The sniffly Indians (band name?) I work with all suffer from allergies. It seems to be nearly year-round for people with multiple allergies, as one allergy season leads to the next. (spring pollen allergies, followed by cut grass allergies, followed by rag weed, followed by leaf mold. . . )
I also know non-Indian persons that fit this description.
I am grateful to not have nasal allergies. (but am aware that that can change)

Funny, I’m Indian, and do get allergies. Never thought of a connection. I am allergic to dust mites, so I sneeze and sniffle my way through every morning.

But this is a really high-allergen area, so I don’t think you can count me as any statistic.

Hmm. Sounds like nobody but this Western Lady has heard of the problem. Maybe it doesn’t exist. Oh, well, what the hell.

So are there any operations that would fix an over-active mucus membrane? It sounds kind of dubious, to me. There are surgeries for deviated septums, but that doesn’t necessarily make a person sniffly.

My next-desk-neighbor is not sniffing just as a tic, btw. He’s definitely full of snot. Trust me. After 14 months, I’m absolutely sure.

I’ve never noticed this.

Actually, I’ve never noticed any ethnic group having a greater tendency to the sniffles. What I have noticed though, is Chinese men having a habit of hoiking up phlegm, but doing so voluntarily. I used to live in a Chinese household, and the young men would all do this - noisily - every time they went to do their daily ablutions. They told me there was a belief that it was “better out than in”, and even if they weren’t suffering from any sort of cold or anything, I would be subjected to a daily orchestra of loud “khhhhhchkkkkkk” sounds echoing about the house.

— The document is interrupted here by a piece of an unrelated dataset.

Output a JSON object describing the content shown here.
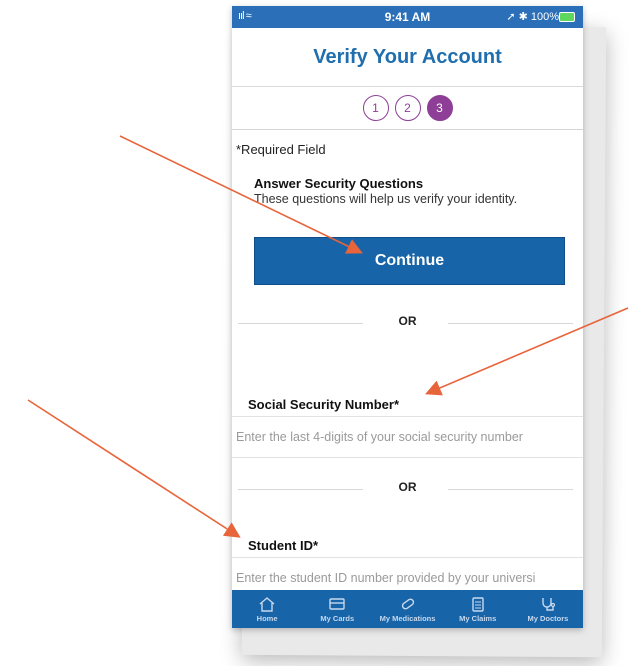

One possibility, if they are not native to the area they may have a higher liklihood of allergic reactions to some local flora. I work with a lot of indians (more than 50% of my local workforce) and have never noticed the sniffing issue.

God. My dad did this. He either used a handkerchief, or just BLAT! right between his fingers. It made me physically ill.

Yeah, I’m generally pretty tolerant of that sort of stuff, but it was up there with “stranger-next-to-you-on-the-bus-clipping-his-nails” in terms of my own hair-on-end, GET ME OUT OF HERE response. I’m not sure why we’re wired to respond that way to what is essentially harmless, but I sure as hell felt it.

Did they smoke cigarettes? This was pretty much a necessity 2 or 3 times a day back when I used to smoke, especially first thing in the morning. Now I don’t need to do it as long as my allergies aren’t particularly bad.

And IANAD but “better out than in” might not be such a bad philosophy. Excess phlegm, to my understanding, is usually a response to some environmental irritant. If it’s trapping (and therefore full of) something my body doesn’t like, I’d rather get rid of it.

My dad smoked when I was young, but he kept doing this years after he smoked, and even does it now.

I agree in principle better out than in. It still skeeves me the fuck out though. I have a visceral reaction to snot and phlegm - yuckyuckyuckyuck